Exercise prompt
An acceptable answer repeats exactly the line with "What data populates" and each line after it through the end of the entries, and includes nothing else.

Start of Block

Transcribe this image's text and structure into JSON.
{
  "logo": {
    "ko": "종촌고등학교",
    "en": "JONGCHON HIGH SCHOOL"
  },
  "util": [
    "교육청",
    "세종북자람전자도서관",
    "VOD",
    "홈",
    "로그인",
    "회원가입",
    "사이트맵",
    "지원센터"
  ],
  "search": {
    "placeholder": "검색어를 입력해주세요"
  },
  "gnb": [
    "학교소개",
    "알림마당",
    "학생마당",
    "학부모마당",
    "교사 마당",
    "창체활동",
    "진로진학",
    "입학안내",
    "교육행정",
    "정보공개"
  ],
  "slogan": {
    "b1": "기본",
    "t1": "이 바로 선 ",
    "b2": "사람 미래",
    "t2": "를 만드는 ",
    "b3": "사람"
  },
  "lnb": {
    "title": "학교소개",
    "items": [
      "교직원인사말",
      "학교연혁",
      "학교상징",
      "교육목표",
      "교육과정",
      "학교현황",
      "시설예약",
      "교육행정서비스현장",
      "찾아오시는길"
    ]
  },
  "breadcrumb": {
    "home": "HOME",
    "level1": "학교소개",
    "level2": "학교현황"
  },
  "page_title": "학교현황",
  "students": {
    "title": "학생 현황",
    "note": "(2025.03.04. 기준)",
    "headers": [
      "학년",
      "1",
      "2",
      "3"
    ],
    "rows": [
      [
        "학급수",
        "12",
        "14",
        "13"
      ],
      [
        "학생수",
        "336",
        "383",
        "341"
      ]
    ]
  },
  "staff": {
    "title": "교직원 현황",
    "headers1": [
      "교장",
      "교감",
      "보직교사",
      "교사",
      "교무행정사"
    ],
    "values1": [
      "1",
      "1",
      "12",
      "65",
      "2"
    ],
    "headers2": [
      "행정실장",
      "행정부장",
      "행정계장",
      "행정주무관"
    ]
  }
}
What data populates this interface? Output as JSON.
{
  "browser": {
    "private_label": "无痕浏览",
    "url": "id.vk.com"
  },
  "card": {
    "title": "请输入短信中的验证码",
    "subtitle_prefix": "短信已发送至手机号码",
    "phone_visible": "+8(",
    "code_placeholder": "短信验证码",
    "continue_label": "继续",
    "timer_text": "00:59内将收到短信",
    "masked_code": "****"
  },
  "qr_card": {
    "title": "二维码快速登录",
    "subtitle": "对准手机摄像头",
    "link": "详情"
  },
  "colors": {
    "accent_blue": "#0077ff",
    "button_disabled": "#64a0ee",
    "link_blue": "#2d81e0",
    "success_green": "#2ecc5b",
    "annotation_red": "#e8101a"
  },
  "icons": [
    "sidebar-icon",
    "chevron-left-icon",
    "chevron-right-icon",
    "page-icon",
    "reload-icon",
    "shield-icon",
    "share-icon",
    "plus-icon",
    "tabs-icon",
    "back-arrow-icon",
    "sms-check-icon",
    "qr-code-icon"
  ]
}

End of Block

Finished task
What data populates this interface? Output as JSON.
{
  "browser": {
    "private_label": "无痕浏览",
    "url": "id.vk.com"
  },
  "card": {
    "title": "请输入短信中的验证码",
    "subtitle_prefix": "短信已发送至手机号码",
    "phone_visible": "+8(",
    "code_placeholder": "短信验证码",
    "continue_label": "继续",
    "timer_text": "00:59内将收到短信",
    "masked_code": "****"
  },
  "qr_card": {
    "title": "二维码快速登录",
    "subtitle": "对准手机摄像头",
    "link": "详情"
  },
  "colors": {
    "accent_blue": "#0077ff",
    "button_disabled": "#64a0ee",
    "link_blue": "#2d81e0",
    "success_green": "#2ecc5b",
    "annotation_red": "#e8101a"
  },
  "icons": [
    "sidebar-icon",
    "chevron-left-icon",
    "chevron-right-icon",
    "page-icon",
    "reload-icon",
    "shield-icon",
    "share-icon",
    "plus-icon",
    "tabs-icon",
    "back-arrow-icon",
    "sms-check-icon",
    "qr-code-icon"
  ]
}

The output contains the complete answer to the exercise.